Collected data
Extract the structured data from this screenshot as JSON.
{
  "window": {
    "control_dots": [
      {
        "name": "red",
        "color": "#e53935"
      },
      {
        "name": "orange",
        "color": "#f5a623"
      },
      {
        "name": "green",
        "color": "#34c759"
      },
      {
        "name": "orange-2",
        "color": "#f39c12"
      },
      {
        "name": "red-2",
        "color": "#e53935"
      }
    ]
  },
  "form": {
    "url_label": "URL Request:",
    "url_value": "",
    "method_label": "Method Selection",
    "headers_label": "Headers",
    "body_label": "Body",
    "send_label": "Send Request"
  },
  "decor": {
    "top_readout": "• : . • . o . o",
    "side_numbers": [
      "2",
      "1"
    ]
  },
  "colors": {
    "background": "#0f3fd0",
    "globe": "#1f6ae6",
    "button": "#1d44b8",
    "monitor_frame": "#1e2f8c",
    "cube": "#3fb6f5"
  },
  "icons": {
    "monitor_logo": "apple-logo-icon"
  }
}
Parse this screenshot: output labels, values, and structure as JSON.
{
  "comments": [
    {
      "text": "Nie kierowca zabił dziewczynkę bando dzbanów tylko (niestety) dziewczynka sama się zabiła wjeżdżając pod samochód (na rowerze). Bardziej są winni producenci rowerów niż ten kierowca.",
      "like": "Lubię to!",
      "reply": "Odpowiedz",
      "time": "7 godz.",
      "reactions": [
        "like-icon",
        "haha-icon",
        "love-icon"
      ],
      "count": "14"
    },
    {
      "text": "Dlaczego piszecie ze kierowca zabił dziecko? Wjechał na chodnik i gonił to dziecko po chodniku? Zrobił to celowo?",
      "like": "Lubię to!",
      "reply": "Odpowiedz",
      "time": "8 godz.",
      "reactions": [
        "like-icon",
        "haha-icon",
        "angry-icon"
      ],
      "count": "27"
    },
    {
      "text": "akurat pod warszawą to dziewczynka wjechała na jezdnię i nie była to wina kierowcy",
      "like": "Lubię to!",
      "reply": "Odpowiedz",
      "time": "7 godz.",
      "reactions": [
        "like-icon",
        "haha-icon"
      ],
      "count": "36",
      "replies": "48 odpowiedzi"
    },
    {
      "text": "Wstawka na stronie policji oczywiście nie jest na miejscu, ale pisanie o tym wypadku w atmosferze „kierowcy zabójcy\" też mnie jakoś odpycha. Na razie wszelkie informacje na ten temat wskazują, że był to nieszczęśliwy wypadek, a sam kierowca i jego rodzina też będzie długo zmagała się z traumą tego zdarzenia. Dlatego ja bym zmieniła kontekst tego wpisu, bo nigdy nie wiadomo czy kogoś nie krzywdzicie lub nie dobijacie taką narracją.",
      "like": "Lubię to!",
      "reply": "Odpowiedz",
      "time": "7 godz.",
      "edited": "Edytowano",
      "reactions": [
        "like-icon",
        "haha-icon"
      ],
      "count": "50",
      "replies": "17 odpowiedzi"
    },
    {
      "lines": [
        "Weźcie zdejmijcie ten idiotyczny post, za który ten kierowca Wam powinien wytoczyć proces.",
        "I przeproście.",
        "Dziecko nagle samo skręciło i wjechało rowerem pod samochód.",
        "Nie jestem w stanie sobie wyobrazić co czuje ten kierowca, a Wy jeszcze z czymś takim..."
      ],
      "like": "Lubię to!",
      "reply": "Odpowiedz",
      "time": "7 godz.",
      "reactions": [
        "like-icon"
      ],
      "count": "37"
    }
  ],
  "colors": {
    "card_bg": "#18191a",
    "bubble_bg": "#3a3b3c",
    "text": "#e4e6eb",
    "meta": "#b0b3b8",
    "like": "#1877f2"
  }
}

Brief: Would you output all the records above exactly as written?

Task solution:
Extract the structured data from this screenshot as JSON.
{
  "window": {
    "control_dots": [
      {
        "name": "red",
        "color": "#e53935"
      },
      {
        "name": "orange",
        "color": "#f5a623"
      },
      {
        "name": "green",
        "color": "#34c759"
      },
      {
        "name": "orange-2",
        "color": "#f39c12"
      },
      {
        "name": "red-2",
        "color": "#e53935"
      }
    ]
  },
  "form": {
    "url_label": "URL Request:",
    "url_value": "",
    "method_label": "Method Selection",
    "headers_label": "Headers",
    "body_label": "Body",
    "send_label": "Send Request"
  },
  "decor": {
    "top_readout": "• : . • . o . o",
    "side_numbers": [
      "2",
      "1"
    ]
  },
  "colors": {
    "background": "#0f3fd0",
    "globe": "#1f6ae6",
    "button": "#1d44b8",
    "monitor_frame": "#1e2f8c",
    "cube": "#3fb6f5"
  },
  "icons": {
    "monitor_logo": "apple-logo-icon"
  }
}
Parse this screenshot: output labels, values, and structure as JSON.
{
  "comments": [
    {
      "text": "Nie kierowca zabił dziewczynkę bando dzbanów tylko (niestety) dziewczynka sama się zabiła wjeżdżając pod samochód (na rowerze). Bardziej są winni producenci rowerów niż ten kierowca.",
      "like": "Lubię to!",
      "reply": "Odpowiedz",
      "time": "7 godz.",
      "reactions": [
        "like-icon",
        "haha-icon",
        "love-icon"
      ],
      "count": "14"
    },
    {
      "text": "Dlaczego piszecie ze kierowca zabił dziecko? Wjechał na chodnik i gonił to dziecko po chodniku? Zrobił to celowo?",
      "like": "Lubię to!",
      "reply": "Odpowiedz",
      "time": "8 godz.",
      "reactions": [
        "like-icon",
        "haha-icon",
        "angry-icon"
      ],
      "count": "27"
    },
    {
      "text": "akurat pod warszawą to dziewczynka wjechała na jezdnię i nie była to wina kierowcy",
      "like": "Lubię to!",
      "reply": "Odpowiedz",
      "time": "7 godz.",
      "reactions": [
        "like-icon",
        "haha-icon"
      ],
      "count": "36",
      "replies": "48 odpowiedzi"
    },
    {
      "text": "Wstawka na stronie policji oczywiście nie jest na miejscu, ale pisanie o tym wypadku w atmosferze „kierowcy zabójcy\" też mnie jakoś odpycha. Na razie wszelkie informacje na ten temat wskazują, że był to nieszczęśliwy wypadek, a sam kierowca i jego rodzina też będzie długo zmagała się z traumą tego zdarzenia. Dlatego ja bym zmieniła kontekst tego wpisu, bo nigdy nie wiadomo czy kogoś nie krzywdzicie lub nie dobijacie taką narracją.",
      "like": "Lubię to!",
      "reply": "Odpowiedz",
      "time": "7 godz.",
      "edited": "Edytowano",
      "reactions": [
        "like-icon",
        "haha-icon"
      ],
      "count": "50",
      "replies": "17 odpowiedzi"
    },
    {
      "lines": [
        "Weźcie zdejmijcie ten idiotyczny post, za który ten kierowca Wam powinien wytoczyć proces.",
        "I przeproście.",
        "Dziecko nagle samo skręciło i wjechało rowerem pod samochód.",
        "Nie jestem w stanie sobie wyobrazić co czuje ten kierowca, a Wy jeszcze z czymś takim..."
      ],
      "like": "Lubię to!",
      "reply": "Odpowiedz",
      "time": "7 godz.",
      "reactions": [
        "like-icon"
      ],
      "count": "37"
    }
  ],
  "colors": {
    "card_bg": "#18191a",
    "bubble_bg": "#3a3b3c",
    "text": "#e4e6eb",
    "meta": "#b0b3b8",
    "like": "#1877f2"
  }
}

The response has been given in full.